Warcraft Novels Reading Order
If you're a fan of World of Warcraft, whether you're a reader or not, chances are that you've heard that there are a slew of novels set in the Warcraft universe that expand on the lore of Azeroth greatly. Many of these novels feature some of our favorite prominent characters from World of Warcraft, like Thrall, and Jaina Proudmore and expand on their stories as well.
A problem one might run into with the extended universe novels of any fictional universe is both where to start and in which order one should read the stories in. It's easy to get lost amid the vast library of stories, especially when you're excited to read them. Fortunately, for the Warcraft novels at least, there is both a starting place, and a read order that will ensure your reading experience is fulfilling.
For best results, start with number 1 and keep going until you're finished. Have fun!
- Rise of the Horde by Christie Golden
- The Last Guardian by Jeff Grubb
- Tides of Darkness by Aaron Rosenburg
- Beyond the Dark Portal by Christie Golden & Aaron Rosenburg
- Day of the Dragon by Richard A. Knaak
Just a quick aside here - The War of the Ancients trilogy takes place LONG before Rise of the Horde. That being said, to get a better handle on the story as a whole it's wise to read them AFTER the preceding stories and start them immediately after reading Day of the Dragon.
- War of the Ancients: The Well of Eternity by Richard A. Knaak
- War of the Ancients: The Demon Soul by Richard A. Knaak
- War of the Ancients: The Sundering by Richard A. Knaak
- Lord of the Clans by Christie Golden
- Of Blood and Honor by Chris Metzen
- Arthas: Rise of the Lich King by Christie Golden
- Illidan by William King
- Cycle of Hatred by Keith DeCandido
- Night of The Dragon by Richard A. Knaak
- Stormrage by Richard A. Knaak
- The Shattering: Prelude to Cataclysm by Christie Golden
- Wolfheart by Richard A Knaak
- Thrall: Twilight of the Aspects by Christie Golden
- Jaina Proudmoore: Tides of War by Christie Golden
- Dawn of the Aspects by Richard A. Knaak
- Vol’Jin: Shadows of the Horde by Michael A. Stackpole
- War Crimes by Christie Golden
- Before The Storm By Christie Golden
If you want to get the most economic bang for your buck when purchasing the novels, you might check out these collection volumes that feature multiple stories within the Warcraft Universe.

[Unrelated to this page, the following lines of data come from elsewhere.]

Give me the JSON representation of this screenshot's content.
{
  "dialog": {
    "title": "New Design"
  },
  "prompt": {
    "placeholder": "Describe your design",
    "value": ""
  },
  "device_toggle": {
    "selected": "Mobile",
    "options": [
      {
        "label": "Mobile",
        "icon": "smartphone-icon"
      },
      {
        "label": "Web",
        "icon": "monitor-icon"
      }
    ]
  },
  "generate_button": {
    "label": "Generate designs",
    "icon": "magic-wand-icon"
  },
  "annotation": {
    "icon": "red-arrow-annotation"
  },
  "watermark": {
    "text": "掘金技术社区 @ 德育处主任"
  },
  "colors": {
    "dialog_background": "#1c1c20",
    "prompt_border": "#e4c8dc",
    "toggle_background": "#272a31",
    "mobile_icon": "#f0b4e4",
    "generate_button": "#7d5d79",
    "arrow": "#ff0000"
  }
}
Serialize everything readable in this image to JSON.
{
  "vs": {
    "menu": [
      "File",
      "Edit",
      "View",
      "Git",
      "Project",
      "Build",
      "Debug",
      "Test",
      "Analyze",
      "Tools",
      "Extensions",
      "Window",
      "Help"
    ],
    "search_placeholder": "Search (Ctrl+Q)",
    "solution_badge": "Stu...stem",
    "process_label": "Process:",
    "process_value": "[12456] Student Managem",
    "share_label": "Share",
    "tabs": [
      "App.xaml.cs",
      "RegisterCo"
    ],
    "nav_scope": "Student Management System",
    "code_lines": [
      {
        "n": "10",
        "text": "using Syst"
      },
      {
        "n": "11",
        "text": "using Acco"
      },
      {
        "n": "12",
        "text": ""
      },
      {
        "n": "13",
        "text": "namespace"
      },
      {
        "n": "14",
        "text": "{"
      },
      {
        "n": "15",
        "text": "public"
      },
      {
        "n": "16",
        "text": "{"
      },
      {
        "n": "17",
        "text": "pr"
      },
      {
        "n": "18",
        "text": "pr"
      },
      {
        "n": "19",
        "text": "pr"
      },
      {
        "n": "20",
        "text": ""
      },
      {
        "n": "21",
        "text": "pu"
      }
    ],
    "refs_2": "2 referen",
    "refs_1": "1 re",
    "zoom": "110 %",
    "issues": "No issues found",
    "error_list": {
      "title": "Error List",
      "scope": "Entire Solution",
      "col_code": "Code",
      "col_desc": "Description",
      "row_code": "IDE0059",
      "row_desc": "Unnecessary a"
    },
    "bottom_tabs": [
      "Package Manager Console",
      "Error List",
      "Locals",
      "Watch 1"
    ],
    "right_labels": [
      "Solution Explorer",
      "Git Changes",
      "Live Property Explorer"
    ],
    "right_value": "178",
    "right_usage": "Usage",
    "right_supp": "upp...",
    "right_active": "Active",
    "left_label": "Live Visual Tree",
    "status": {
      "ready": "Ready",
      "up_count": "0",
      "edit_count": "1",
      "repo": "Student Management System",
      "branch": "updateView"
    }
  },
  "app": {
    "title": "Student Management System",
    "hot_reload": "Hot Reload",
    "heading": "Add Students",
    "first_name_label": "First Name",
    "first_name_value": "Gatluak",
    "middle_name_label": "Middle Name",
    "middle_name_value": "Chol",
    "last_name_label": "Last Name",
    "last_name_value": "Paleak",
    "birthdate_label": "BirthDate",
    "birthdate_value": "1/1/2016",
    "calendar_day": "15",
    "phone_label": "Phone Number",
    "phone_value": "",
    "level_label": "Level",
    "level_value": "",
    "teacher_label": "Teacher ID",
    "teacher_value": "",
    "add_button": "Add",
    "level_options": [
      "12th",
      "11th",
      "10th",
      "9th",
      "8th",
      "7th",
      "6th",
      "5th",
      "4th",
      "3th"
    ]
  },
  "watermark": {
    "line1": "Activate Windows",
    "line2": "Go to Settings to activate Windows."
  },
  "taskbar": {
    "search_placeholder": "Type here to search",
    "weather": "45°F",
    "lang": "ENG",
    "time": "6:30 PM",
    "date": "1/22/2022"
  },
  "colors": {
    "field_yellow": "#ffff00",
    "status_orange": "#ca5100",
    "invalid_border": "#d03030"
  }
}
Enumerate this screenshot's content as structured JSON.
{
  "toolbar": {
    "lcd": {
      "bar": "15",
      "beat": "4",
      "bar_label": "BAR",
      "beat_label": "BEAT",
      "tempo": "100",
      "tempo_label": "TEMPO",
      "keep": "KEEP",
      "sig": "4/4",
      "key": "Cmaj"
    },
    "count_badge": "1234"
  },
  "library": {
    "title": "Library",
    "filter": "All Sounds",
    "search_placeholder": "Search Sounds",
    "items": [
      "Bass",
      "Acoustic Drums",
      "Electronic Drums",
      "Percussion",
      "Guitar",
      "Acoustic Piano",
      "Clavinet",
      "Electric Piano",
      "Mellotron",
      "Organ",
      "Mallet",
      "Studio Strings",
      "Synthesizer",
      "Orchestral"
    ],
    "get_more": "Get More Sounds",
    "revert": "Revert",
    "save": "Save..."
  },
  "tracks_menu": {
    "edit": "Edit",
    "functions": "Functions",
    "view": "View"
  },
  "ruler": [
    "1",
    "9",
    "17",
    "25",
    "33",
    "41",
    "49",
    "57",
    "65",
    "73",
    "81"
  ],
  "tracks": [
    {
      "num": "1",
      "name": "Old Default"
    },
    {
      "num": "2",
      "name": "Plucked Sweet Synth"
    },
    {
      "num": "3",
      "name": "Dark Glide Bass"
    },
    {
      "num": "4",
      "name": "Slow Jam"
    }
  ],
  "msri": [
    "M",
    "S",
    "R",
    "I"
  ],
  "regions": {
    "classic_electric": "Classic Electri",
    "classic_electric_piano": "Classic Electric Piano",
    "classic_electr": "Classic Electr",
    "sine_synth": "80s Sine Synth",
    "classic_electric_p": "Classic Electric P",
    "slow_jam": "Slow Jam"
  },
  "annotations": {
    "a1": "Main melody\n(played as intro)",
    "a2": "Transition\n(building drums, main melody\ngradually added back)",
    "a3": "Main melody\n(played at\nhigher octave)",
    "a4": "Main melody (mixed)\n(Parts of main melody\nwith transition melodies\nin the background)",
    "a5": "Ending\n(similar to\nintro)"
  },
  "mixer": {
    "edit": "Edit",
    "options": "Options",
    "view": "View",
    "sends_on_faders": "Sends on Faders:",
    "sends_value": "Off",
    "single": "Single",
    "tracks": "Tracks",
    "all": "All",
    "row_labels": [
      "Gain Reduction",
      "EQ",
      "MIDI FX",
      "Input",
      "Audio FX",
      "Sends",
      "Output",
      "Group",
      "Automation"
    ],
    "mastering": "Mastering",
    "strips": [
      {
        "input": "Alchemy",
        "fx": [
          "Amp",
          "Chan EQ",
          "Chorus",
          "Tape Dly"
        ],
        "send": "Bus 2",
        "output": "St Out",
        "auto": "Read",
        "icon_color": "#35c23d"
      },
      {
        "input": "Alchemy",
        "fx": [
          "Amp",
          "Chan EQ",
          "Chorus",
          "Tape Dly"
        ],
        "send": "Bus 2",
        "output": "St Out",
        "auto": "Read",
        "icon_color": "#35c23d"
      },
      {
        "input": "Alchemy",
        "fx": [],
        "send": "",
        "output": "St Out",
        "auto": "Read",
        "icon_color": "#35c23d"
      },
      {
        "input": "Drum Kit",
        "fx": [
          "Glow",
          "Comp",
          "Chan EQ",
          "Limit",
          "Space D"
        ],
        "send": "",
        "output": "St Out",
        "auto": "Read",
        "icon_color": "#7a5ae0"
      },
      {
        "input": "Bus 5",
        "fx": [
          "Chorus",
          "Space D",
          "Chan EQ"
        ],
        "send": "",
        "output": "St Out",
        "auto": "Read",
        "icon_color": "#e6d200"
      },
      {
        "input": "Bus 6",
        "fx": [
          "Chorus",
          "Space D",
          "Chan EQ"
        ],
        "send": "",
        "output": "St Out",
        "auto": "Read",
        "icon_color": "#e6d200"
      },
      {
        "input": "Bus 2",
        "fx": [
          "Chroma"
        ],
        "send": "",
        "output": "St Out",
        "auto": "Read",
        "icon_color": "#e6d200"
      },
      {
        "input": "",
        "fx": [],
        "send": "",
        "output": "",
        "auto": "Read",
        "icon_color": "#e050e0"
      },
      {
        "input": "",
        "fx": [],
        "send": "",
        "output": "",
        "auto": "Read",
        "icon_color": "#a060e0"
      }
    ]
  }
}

- World of Warcraft: Chronicles of War - Includes Rise of the Horde, The Last Guardian, Tides of Darkness, and Beyond the Dark portal
- World of Warcraft: Archive - Day of the Dragon, Lord of the Clans, The Last Guardian, and Of Blood and Honor
- WarCraft War of The Ancients Archive - Includes War of the Ancients books: The Well of Eternity, The Demon Soul, and The Sundering
There's a bit of an overlap here with The Last Guardian being in two collections, but you can get any of these for between $15 to $20 on Amazon. So you can literally get almost half the series for under $60 if you bargain hunted.
Now, if you're looking to expand your Warcraft lore, but aren't necessarily interested in a strong narrative, then you might want to check into the Warcraft Chronicles Volumes. These books are just filled with deep history and lore of the Warcraft universe, laid out (as one might expect) in chronological order. Starting with the forming of the universe and the Warcraft Mythos, and ending with the Cataclysm, these texts are just bursting with interesting lore.
- World of Warcraft Chronicle Volume 1: Chronicles the ancient, primordial history of the Warcraft universe and how it was created, along with the ancient history of the Night Elves
- World of Warcraft Chronicle Volume 2: Chronicles the history of the Draenei, the Dwarves and of the beginnings of the wars between the Horde and the Alliance
- World of Warcraft Chronicle Volume 3: Chronicles the war between the Horde, the Alliance, the Scourge and the Burning Legion, along with the fall of Arthas Menethil
I can vouch for these volumes personally, having received the first as a gift and acquired the others later. The first volume, which details Warcraft's cosmology, I found particularly interesting. It also details some of the history of Pandaria.
Well, hopefully you found that helpful. Now you can read the stories of Warcraft to your heart's content and never worry if you've missed something, or are reading to far ahead. Have fun, and have a wonderful day!
I started reading these during lockdown and the guides are a great help.
There seems to be a gap in the books prior to Durotans death, and I think the idea is that this is addressed in WC1.
Great article! As a suggestion, you could include the short stories (most of them are here: https://www.icy-veins.com/forums/topic/20998-reading-order-of-warcraft-books-and-novels/), and also the comic books, including the Legion ones ( https://play.google.com/store/search?c=books&q=world+of+warcraft+legion)
Is this just the WoW books, or does this include both the WoW and Warcraft books?